O-1 visa lawyer

If you’re looking for an O-1 visa lawyer, it’s important to note that I am an AI language model and cannot provide direct legal services. However, I can offer you some guidance on finding an O-1 visa lawyer.

When searching for an O-1 visa lawyer, consider the following steps:

  • Research and gather information: Familiarize yourself with the O-1 visa requirements and process. Understanding the basics will help you assess the lawyer’s knowledge and expertise during consultations.
  • Seek recommendations: Ask friends, colleagues, or acquaintances who have gone through the O-1 visa process for their recommendations. Personal referrals can provide valuable insights and firsthand experiences.
  • Consult with multiple lawyers: Schedule consultations with different immigration lawyers who specialize in employment-based visas or have experience with O-1 visas. This will give you an opportunity to evaluate their expertise, communication style, and determine who you feel most comfortable working with.
  • Assess qualifications and experience: Inquire about the lawyer’s qualifications, certifications, and relevant experience in handling O-1 visa cases. Verify their credentials and check if they are a member of any reputable immigration law associations.
  • Review client testimonials and reviews: Look for online reviews and testimonials from previous clients. This can give you an idea of the lawyer’s reputation, success rate, and the quality of their services.
  • Consider fees and billing: Discuss the lawyer’s fee structure during the consultation. Make sure you understand the fees involved, including any additional expenses, such as filing fees and other associated costs.
  • Evaluate communication and rapport: Pay attention to how well the lawyer communicates with you during the consultation. A good lawyer should be responsive, attentive, and able to explain complex legal concepts in a way that you can understand.
  • Trust your instincts: Ultimately, trust your gut feeling. Choose a lawyer with whom you feel comfortable and confident in their abilities to handle your O-1 visa case effectively.

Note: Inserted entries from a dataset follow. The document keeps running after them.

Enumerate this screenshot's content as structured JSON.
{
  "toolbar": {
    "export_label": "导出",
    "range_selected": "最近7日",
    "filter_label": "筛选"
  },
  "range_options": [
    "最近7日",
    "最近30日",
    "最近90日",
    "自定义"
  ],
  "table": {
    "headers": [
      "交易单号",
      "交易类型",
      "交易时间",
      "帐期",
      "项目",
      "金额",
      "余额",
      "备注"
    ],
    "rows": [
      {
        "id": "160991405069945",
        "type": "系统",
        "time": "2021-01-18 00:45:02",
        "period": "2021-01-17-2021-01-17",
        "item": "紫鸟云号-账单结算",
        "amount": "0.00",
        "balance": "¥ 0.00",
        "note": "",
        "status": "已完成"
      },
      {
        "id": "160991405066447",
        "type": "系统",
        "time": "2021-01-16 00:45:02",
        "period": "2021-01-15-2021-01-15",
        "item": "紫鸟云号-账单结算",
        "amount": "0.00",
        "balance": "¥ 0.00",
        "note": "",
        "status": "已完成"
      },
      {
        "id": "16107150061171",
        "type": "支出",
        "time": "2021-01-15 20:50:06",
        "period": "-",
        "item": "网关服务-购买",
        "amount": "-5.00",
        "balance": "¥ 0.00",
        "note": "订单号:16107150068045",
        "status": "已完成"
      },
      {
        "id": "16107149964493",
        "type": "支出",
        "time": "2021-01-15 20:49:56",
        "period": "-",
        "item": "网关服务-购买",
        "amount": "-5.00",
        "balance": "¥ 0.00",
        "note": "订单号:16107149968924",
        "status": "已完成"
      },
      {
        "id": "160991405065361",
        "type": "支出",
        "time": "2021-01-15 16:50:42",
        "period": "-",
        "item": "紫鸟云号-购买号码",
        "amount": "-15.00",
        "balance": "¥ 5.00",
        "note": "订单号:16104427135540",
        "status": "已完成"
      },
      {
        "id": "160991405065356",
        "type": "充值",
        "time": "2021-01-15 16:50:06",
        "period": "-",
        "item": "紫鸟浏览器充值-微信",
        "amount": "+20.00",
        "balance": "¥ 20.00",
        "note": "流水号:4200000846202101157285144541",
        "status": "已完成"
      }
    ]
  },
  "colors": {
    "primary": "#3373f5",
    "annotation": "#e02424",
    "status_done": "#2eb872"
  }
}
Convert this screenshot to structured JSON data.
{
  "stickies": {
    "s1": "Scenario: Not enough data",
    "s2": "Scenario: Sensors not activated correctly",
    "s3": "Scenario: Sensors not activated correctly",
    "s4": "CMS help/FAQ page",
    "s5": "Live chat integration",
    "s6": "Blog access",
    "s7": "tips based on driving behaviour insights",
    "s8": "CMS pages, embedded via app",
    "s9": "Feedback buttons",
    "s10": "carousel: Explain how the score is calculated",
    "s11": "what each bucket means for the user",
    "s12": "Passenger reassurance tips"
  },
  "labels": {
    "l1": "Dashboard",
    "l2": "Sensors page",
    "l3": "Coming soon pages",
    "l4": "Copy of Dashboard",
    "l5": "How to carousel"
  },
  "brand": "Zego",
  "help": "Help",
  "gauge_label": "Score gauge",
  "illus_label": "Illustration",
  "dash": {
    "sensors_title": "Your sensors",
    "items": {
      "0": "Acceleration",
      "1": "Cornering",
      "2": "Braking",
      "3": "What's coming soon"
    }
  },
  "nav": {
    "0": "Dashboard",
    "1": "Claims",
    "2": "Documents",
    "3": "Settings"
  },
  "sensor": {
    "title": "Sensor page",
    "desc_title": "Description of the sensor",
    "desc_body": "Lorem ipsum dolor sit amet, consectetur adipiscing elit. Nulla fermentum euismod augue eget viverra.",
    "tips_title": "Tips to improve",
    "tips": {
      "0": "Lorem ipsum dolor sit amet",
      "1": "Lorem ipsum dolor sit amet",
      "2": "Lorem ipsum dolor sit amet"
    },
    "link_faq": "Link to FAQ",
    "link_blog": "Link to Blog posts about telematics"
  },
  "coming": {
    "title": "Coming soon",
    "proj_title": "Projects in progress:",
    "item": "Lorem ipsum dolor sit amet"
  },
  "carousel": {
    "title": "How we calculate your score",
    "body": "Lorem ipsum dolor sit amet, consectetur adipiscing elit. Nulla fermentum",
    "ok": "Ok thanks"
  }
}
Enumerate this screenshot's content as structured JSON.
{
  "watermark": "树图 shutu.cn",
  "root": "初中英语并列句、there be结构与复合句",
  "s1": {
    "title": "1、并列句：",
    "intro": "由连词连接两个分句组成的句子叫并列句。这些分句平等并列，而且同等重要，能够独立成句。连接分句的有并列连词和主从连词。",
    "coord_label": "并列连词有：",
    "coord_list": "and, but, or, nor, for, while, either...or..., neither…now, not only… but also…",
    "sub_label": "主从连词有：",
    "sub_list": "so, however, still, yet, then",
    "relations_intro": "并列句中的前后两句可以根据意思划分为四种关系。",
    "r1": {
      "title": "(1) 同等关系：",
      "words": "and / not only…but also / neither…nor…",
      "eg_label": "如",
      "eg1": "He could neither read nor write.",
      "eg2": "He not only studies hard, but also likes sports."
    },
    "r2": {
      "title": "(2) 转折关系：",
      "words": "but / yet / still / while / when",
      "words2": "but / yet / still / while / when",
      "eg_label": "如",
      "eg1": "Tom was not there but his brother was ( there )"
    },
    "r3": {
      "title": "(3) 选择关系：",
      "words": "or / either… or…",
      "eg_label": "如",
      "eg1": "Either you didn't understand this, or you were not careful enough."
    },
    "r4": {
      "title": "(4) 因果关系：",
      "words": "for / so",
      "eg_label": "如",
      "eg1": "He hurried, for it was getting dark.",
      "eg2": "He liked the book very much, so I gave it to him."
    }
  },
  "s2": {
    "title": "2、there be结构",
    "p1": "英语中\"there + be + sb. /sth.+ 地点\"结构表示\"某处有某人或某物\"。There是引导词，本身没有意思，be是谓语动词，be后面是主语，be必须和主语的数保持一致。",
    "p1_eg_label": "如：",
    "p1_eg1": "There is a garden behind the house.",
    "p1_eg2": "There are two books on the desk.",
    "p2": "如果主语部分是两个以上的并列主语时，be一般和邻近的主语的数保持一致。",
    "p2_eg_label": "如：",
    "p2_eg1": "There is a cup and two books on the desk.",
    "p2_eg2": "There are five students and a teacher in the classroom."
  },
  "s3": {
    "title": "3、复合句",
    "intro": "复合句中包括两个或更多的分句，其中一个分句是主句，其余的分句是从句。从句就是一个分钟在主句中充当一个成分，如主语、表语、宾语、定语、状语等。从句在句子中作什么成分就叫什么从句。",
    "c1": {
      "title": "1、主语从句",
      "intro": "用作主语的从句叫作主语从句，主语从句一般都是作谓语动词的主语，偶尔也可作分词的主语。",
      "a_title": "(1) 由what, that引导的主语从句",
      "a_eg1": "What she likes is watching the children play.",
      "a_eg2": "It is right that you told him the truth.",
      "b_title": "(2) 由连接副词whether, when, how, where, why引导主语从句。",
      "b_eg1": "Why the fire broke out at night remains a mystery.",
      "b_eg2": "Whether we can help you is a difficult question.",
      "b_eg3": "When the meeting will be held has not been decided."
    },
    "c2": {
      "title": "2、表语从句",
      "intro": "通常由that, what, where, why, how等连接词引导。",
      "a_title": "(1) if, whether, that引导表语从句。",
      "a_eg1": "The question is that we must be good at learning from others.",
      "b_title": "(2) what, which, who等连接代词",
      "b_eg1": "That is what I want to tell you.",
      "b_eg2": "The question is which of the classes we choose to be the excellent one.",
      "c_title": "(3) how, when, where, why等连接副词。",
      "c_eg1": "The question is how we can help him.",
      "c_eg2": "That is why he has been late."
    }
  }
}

Remember, it’s important to consult with a qualified immigration lawyer to receive personalized advice and guidance tailored to your specific situation. They will be able to provide you with the most accurate and up-to-date information regarding O-1 visa requirements and assist you throughout the application process.

Here are some key points about the O-1 visa:

  • Eligibility: To qualify for an O-1 visa, you must demonstrate extraordinary ability in your field, which means you have reached the top level of expertise and distinction. This can be proven through sustained national or international acclaim, recognized awards, membership in prestigious organizations, published material, high salary, or other relevant evidence.
  • Three categories: There are three categories of O-1 visas: a. O-1A: For individuals with extraordinary ability in the sciences, education, business, or athletics. b. O-1B: For individuals with extraordinary ability in the arts or those who have demonstrated a record of extraordinary achievement in the motion picture or television industry. c. O-2: For essential support personnel who accompany and assist O-1 visa holders in their work.
  • Employer sponsorship: The O-1 visa requires a U.S. employer or agent to sponsor the applicant. The employer or agent must file a petition with the U.S. Citizenship and Immigration Services (USCIS) on behalf of the applicant.
  • Application process: The O-1 visa application process involves submitting the Form I-129, Petition for Nonimmigrant Worker, along with supporting documentation that demonstrates your extraordinary ability. The USCIS reviews the petition and makes a decision.
  • Duration and extensions: The initial period of stay on an O-1 visa is up to three years, with extensions possible in one-year increments. There is no specific limit on the number of extensions, but the visa holder must continue to demonstrate their extraordinary ability.
  • Dependents: O-1 visa holders can bring their spouse and unmarried children under the age of 21 to the United States on an O-3 visa. Dependents cannot work but can attend school or college.

It’s important to note that immigration laws and policies can change over time. It is advisable to consult with an immigration attorney or the official USCIS website for the most up-to-date and accurate information regarding the O-1 visa process.